Please write out the full listing beneath this line exactly, skipping its images.

--- --- ---

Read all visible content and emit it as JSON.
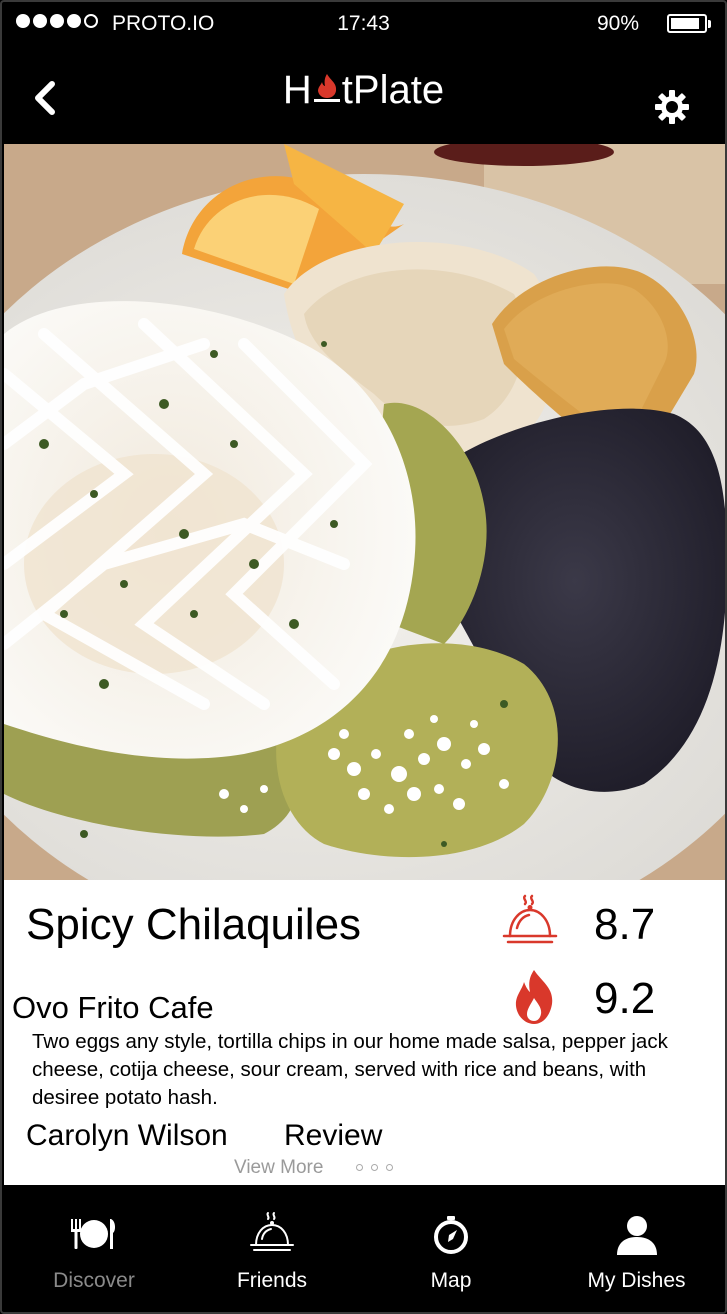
{
  "status_bar": {
    "carrier": "PROTO.IO",
    "time": "17:43",
    "battery_percent": "90%",
    "battery_level": 0.9,
    "signal_bars_filled": 4,
    "signal_bars_total": 5
  },
  "nav": {
    "logo_prefix": "H",
    "logo_suffix": "tPlate",
    "back_icon": "chevron-left-icon",
    "settings_icon": "gear-icon"
  },
  "dish": {
    "name": "Spicy Chilaquiles",
    "restaurant": "Ovo Frito Cafe",
    "description": "Two eggs any style, tortilla chips in our home made salsa, pepper jack cheese, cotija cheese, sour cream, served with rice and beans, with desiree potato hash.",
    "reviewer": "Carolyn Wilson",
    "review_label": "Review",
    "view_more_label": "View More"
  },
  "ratings": {
    "dish_rating": "8.7",
    "spice_rating": "9.2",
    "accent_color": "#d9382b"
  },
  "tabs": [
    {
      "label": "Discover",
      "icon": "plate-cutlery-icon",
      "active": true
    },
    {
      "label": "Friends",
      "icon": "cloche-icon",
      "active": false
    },
    {
      "label": "Map",
      "icon": "compass-icon",
      "active": false
    },
    {
      "label": "My Dishes",
      "icon": "user-icon",
      "active": false
    }
  ]
}
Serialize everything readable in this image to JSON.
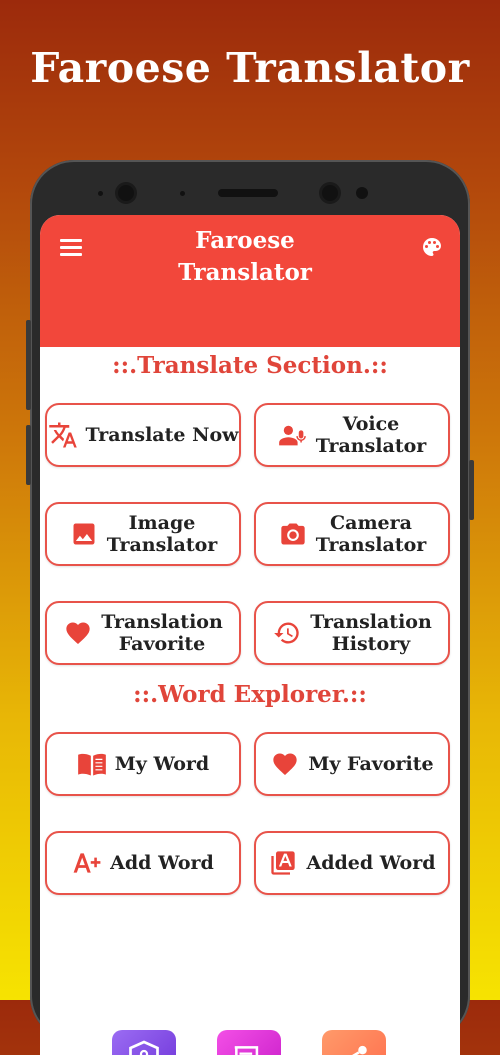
{
  "promo": {
    "title": "Faroese Translator"
  },
  "appbar": {
    "title_line1": "Faroese",
    "title_line2": "Translator"
  },
  "sections": {
    "translate": "::.Translate Section.::",
    "word": "::.Word Explorer.::"
  },
  "buttons": {
    "translate_now": "Translate Now",
    "voice_translator": "Voice\nTranslator",
    "image_translator": "Image\nTranslator",
    "camera_translator": "Camera\nTranslator",
    "translation_favorite": "Translation\nFavorite",
    "translation_history": "Translation\nHistory",
    "my_word": "My Word",
    "my_favorite": "My Favorite",
    "add_word": "Add Word",
    "added_word": "Added Word"
  },
  "icons": {
    "menu": "menu-icon",
    "palette": "palette-icon",
    "translate": "translate-icon",
    "voice": "voice-icon",
    "image": "image-icon",
    "camera": "camera-icon",
    "heart": "heart-icon",
    "history": "history-icon",
    "book": "book-icon",
    "add_text": "add-text-icon",
    "font_box": "font-box-icon",
    "privacy": "privacy-shield-icon",
    "feedback": "feedback-icon",
    "share": "share-icon"
  },
  "colors": {
    "accent": "#f2473b",
    "button_border": "#e8534a",
    "section_text": "#e0453a",
    "privacy_bg": "#7b3fe4",
    "feedback_bg": "#e63bd9",
    "share_bg": "#ff7a59"
  }
}
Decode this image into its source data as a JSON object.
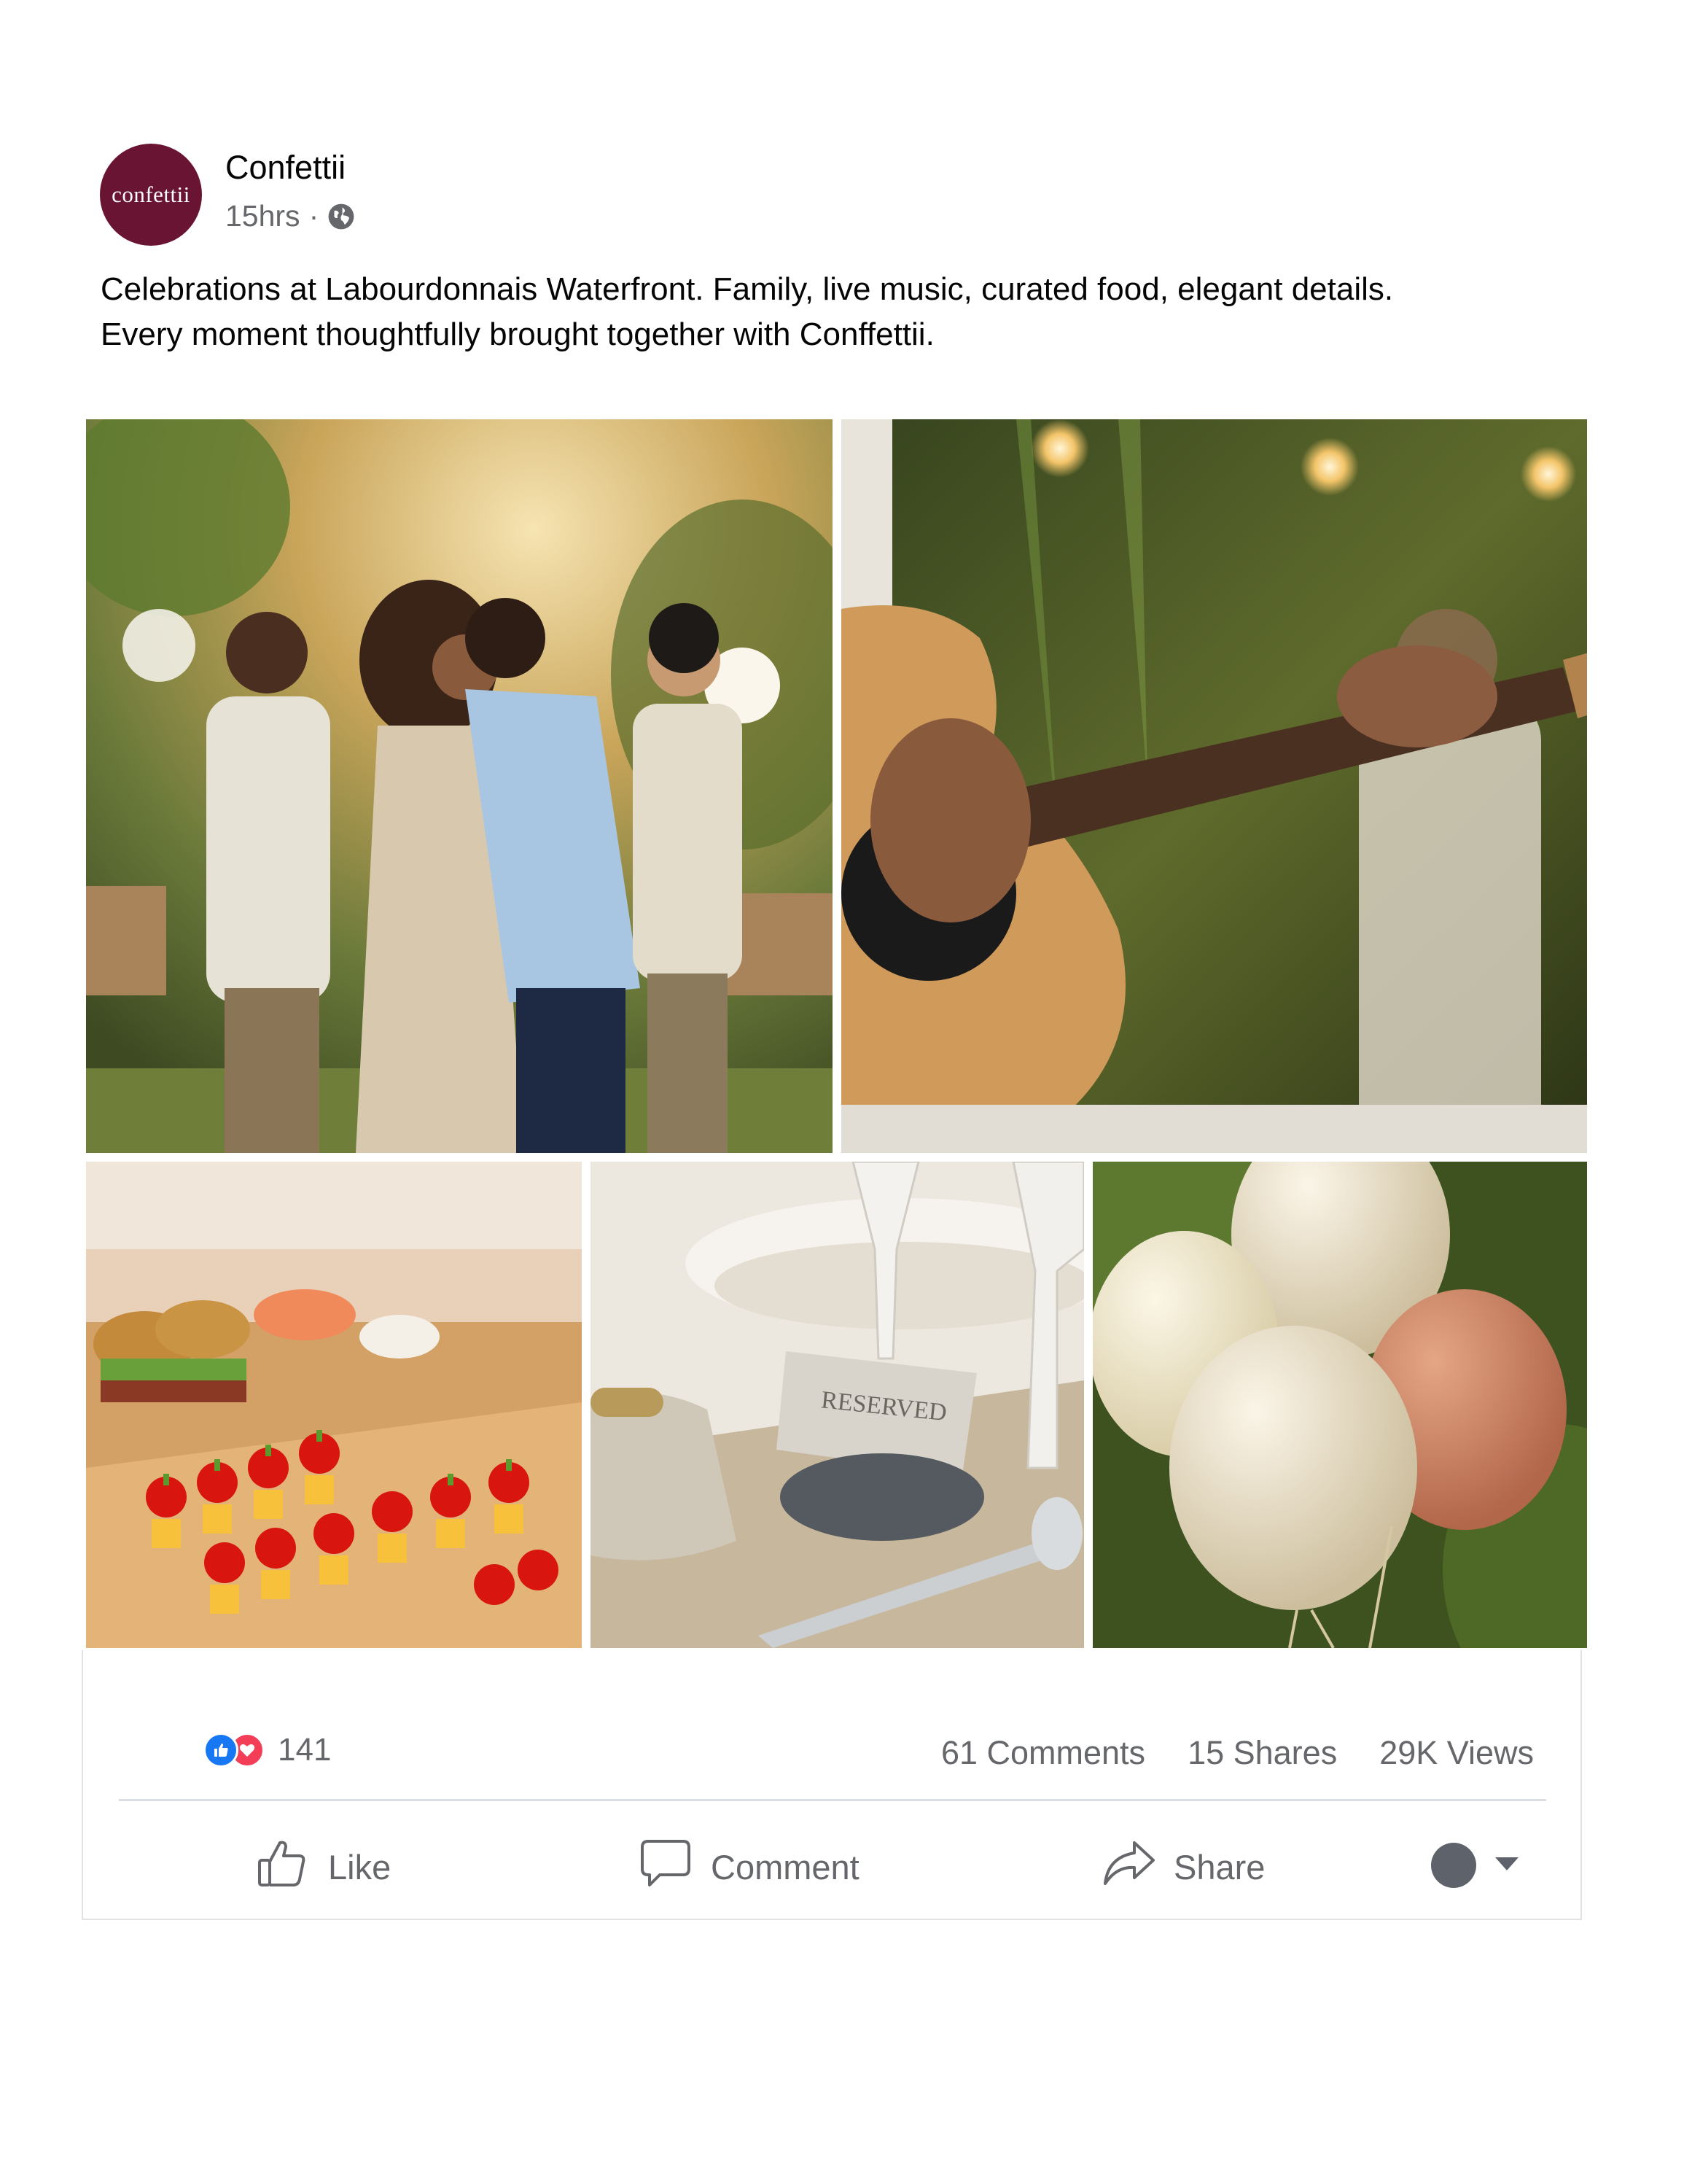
{
  "post": {
    "author": {
      "name": "Confettii",
      "avatar_text": "confettii",
      "avatar_color": "#6a1433"
    },
    "timestamp": "15hrs",
    "separator": "·",
    "privacy_icon": "globe-icon",
    "caption_lines": [
      "Celebrations at Labourdonnais Waterfront. Family, live music, curated food, elegant details.",
      "Every moment thoughtfully brought together with Conffettii."
    ],
    "photos": [
      {
        "subject": "guests-greeting",
        "icon": "photo"
      },
      {
        "subject": "guitar-player",
        "icon": "photo"
      },
      {
        "subject": "food-platter",
        "icon": "photo"
      },
      {
        "subject": "reserved-table-card",
        "icon": "photo",
        "card_text": "RESERVED"
      },
      {
        "subject": "balloons",
        "icon": "photo"
      }
    ]
  },
  "engagement": {
    "reaction_icons": [
      "like-icon",
      "love-icon"
    ],
    "reaction_count": "141",
    "comments": "61 Comments",
    "shares": "15 Shares",
    "views": "29K Views"
  },
  "actions": {
    "like_label": "Like",
    "comment_label": "Comment",
    "share_label": "Share"
  },
  "colors": {
    "text_primary": "#050505",
    "text_secondary": "#65676b",
    "like_blue": "#1877f2",
    "love_red": "#f33e58",
    "divider": "#dadde1"
  }
}
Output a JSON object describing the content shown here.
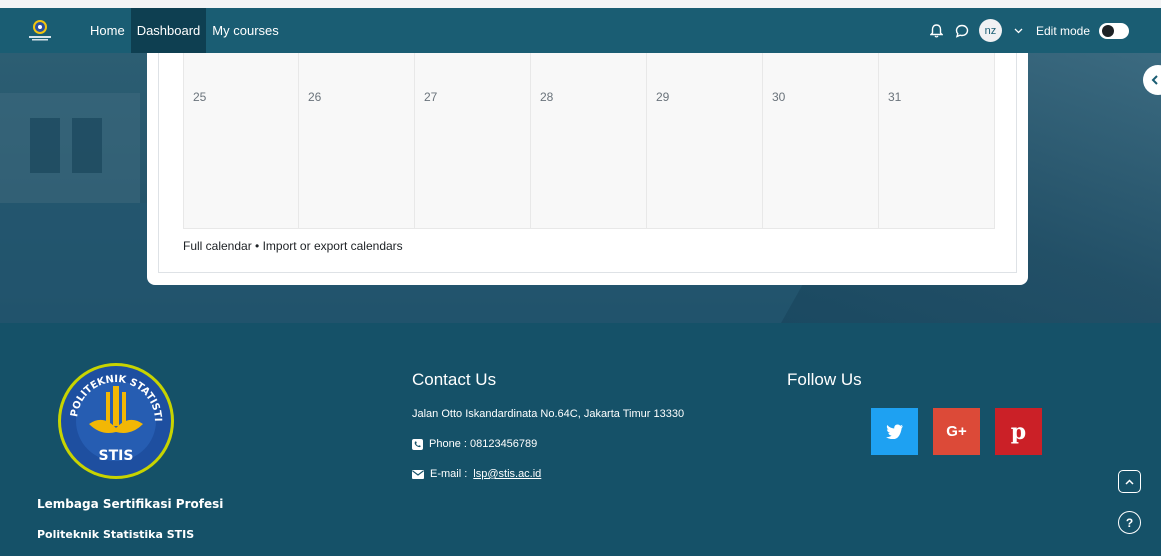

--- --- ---

▶ **Exercise response**
Read all visible content and emit it as JSON.
{
  "status_bar": {
    "carrier": "PROTO.IO",
    "time": "17:43",
    "battery_percent": "90%",
    "battery_level": 0.9,
    "signal_bars_filled": 4,
    "signal_bars_total": 5
  },
  "nav": {
    "logo_prefix": "H",
    "logo_suffix": "tPlate",
    "back_icon": "chevron-left-icon",
    "settings_icon": "gear-icon"
  },
  "dish": {
    "name": "Spicy Chilaquiles",
    "restaurant": "Ovo Frito Cafe",
    "description": "Two eggs any style, tortilla chips in our home made salsa, pepper jack cheese, cotija cheese, sour cream, served with rice and beans, with desiree potato hash.",
    "reviewer": "Carolyn Wilson",
    "review_label": "Review",
    "view_more_label": "View More"
  },
  "ratings": {
    "dish_rating": "8.7",
    "spice_rating": "9.2",
    "accent_color": "#d9382b"
  },
  "tabs": [
    {
      "label": "Discover",
      "icon": "plate-cutlery-icon",
      "active": true
    },
    {
      "label": "Friends",
      "icon": "cloche-icon",
      "active": false
    },
    {
      "label": "Map",
      "icon": "compass-icon",
      "active": false
    },
    {
      "label": "My Dishes",
      "icon": "user-icon",
      "active": false
    }
  ]
}
Serialize everything readable in this image to JSON.
{
  "promo": {
    "title": "Faroese Translator"
  },
  "appbar": {
    "title_line1": "Faroese",
    "title_line2": "Translator"
  },
  "sections": {
    "translate": "::.Translate Section.::",
    "word": "::.Word Explorer.::"
  },
  "buttons": {
    "translate_now": "Translate Now",
    "voice_translator": "Voice\nTranslator",
    "image_translator": "Image\nTranslator",
    "camera_translator": "Camera\nTranslator",
    "translation_favorite": "Translation\nFavorite",
    "translation_history": "Translation\nHistory",
    "my_word": "My Word",
    "my_favorite": "My Favorite",
    "add_word": "Add Word",
    "added_word": "Added Word"
  },
  "icons": {
    "menu": "menu-icon",
    "palette": "palette-icon",
    "translate": "translate-icon",
    "voice": "voice-icon",
    "image": "image-icon",
    "camera": "camera-icon",
    "heart": "heart-icon",
    "history": "history-icon",
    "book": "book-icon",
    "add_text": "add-text-icon",
    "font_box": "font-box-icon",
    "privacy": "privacy-shield-icon",
    "feedback": "feedback-icon",
    "share": "share-icon"
  },
  "colors": {
    "accent": "#f2473b",
    "button_border": "#e8534a",
    "section_text": "#e0453a",
    "privacy_bg": "#7b3fe4",
    "feedback_bg": "#e63bd9",
    "share_bg": "#ff7a59"
  }
}
Decode this image into its source data as a JSON object.
{
  "post": {
    "author": {
      "name": "Confettii",
      "avatar_text": "confettii",
      "avatar_color": "#6a1433"
    },
    "timestamp": "15hrs",
    "separator": "·",
    "privacy_icon": "globe-icon",
    "caption_lines": [
      "Celebrations at Labourdonnais Waterfront. Family, live music, curated food, elegant details.",
      "Every moment thoughtfully brought together with Conffettii."
    ],
    "photos": [
      {
        "subject": "guests-greeting",
        "icon": "photo"
      },
      {
        "subject": "guitar-player",
        "icon": "photo"
      },
      {
        "subject": "food-platter",
        "icon": "photo"
      },
      {
        "subject": "reserved-table-card",
        "icon": "photo",
        "card_text": "RESERVED"
      },
      {
        "subject": "balloons",
        "icon": "photo"
      }
    ]
  },
  "engagement": {
    "reaction_icons": [
      "like-icon",
      "love-icon"
    ],
    "reaction_count": "141",
    "comments": "61 Comments",
    "shares": "15 Shares",
    "views": "29K Views"
  },
  "actions": {
    "like_label": "Like",
    "comment_label": "Comment",
    "share_label": "Share"
  },
  "colors": {
    "text_primary": "#050505",
    "text_secondary": "#65676b",
    "like_blue": "#1877f2",
    "love_red": "#f33e58",
    "divider": "#dadde1"
  }
}
Output a JSON object describing the content shown here.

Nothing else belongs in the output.